The instincts of the Fort Road Community have been correct from the start: rail transit of any type does not belong on Fort Road/West Seventh, because the street is too narrow and operation of any rail line would be harmful for businesses, pedestrians and necessary traffic flow. The growing entertainment district near downtown needs wider sidewalks, not narrower walks with trains running inches away.
Yet Ramsey County has been deaf to the pleas of the Fort Road Community and has been blind to better alternatives that would achieve valid objectives for regional transit while protecting Fort Road. The problem goes deeper than Ramsey County. There is no entity planning for regional rail transit; the counties are on their own. So, it’s not surprising that Ramsey proposes a local solution to a regional need. In response, Citizen Advocates for Regional Transit was formed to bring common sense to this dilemma and show the way for practical solutions that serve our regional transit needs, while protecting the communities that host them.
To accomplish this, we need to work together — here’s our thinking:
From its beginning nearly two centuries ago, Fort Road has been the main route between the St. Paul area and the Fort Snelling area. Today, this Corridor is the key artery between the eastern third of the metro area and MSP Airport, the Mall of America and thousands of jobs there and farther west. Arterial and local public transit must be part of the connection because quick and dependable access to an international airport is vitally important to virtually all businesses and citizens. This is not going to change.
But Ramsey County’s Riverview Corridor Locally Preferred Alternative (LPA) does need to change.
We have laid out an alternative to the LPA that we think the Fort Road Community can support. It utilizes the CP Rail Spur from the Ford Site to approximately Grace & Western, where it crosses over the UP tracks and follows Shepard Road to Eagle Pkwy. where it turns north to downtown St Paul. Notice that it completely avoids Fort Road and crosses it only once. A Fort Road bus would provide local service to residents along Fort Road and connect to the nearby rail stations.
There are several additional important advantages to this alignment, including:
- It would cross the Mississippi River from the south end of the Ford Site to Minnehaha Ave. where it would connect to the Blue Line. This crossing eliminates all the impacts on Fort Snelling, serves the Ford Site and will save a quarter billion dollars.
- It would serve the Xcel Center and entertainment district with a station at Kellogg Blvd and then travel underground to stations below Landmark Center, Central Station and then terminate at Union Depot. It eliminates years of detours for demolition and rebuilding the streets (and perpetual interference thereafter).
- It is scalable. Our alternative will have its own exclusive guideway, so frequency and train length never interfere with Fort Road traffic.
- It can be combined with a parallel trail for pedestrian and bicycle use all the way from Minneapolis to downtown St Paul.

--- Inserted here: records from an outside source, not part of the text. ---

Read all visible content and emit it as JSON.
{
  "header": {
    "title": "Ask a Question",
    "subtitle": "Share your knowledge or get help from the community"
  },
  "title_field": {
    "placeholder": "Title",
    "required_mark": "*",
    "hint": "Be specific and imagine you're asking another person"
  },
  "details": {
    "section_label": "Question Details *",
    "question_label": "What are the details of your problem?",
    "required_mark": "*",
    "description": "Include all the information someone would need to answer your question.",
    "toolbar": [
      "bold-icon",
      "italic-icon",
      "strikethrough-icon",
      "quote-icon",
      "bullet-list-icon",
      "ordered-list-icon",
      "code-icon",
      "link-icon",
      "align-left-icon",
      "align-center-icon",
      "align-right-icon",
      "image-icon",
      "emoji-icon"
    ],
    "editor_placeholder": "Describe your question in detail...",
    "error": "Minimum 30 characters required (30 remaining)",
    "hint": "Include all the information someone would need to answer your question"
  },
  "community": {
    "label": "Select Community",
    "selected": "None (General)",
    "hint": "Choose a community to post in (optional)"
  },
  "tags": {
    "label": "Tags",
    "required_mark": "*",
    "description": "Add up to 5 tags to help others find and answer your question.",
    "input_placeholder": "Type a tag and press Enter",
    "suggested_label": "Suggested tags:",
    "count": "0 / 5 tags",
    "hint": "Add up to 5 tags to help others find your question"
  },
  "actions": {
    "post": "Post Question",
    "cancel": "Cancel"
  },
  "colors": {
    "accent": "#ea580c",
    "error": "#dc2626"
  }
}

- It will provide more frequent, faster and more dependable service. The “modern streetcar” LPA, running in traffic, will be subject to all the delays every driver hates. For such an important transit link, building in such problems does not make sense and is inexcusable.
When the LPA was adopted in December, 2017, the resolution specified that in December, 2020 the Advisory Committee would reconvene to evaluate the project and determine whether the LPA “is likely to become a reality by 2025 and make alternate plans if necessary.”
What does make sense is changing the LPA. And when the LPA was adopted in December, 2017, it specified that in December, 2020 they would reconvene to evaluate the project and determine whether the LPA “is likely to become a reality by 2025 and make alternate plans if necessary.”
Alternate plans are necessary, available and superior. Let’s work together to save Fort Road and its community, while building a regional transit link that is good and necessary.
Jim Schoettler is a resident of the Highland area. He is a graduate of the University of Minnesota school of Architecture with a Bachelor degree in Environmental Design and an MBA from the Carlson School of Management. He started his career as a planner at the Met Council, is active in civic affairs, and is a founding member of Citizen Advocates for Regional Transit (C-A-R-T) — see citizensforregionaltransit.org.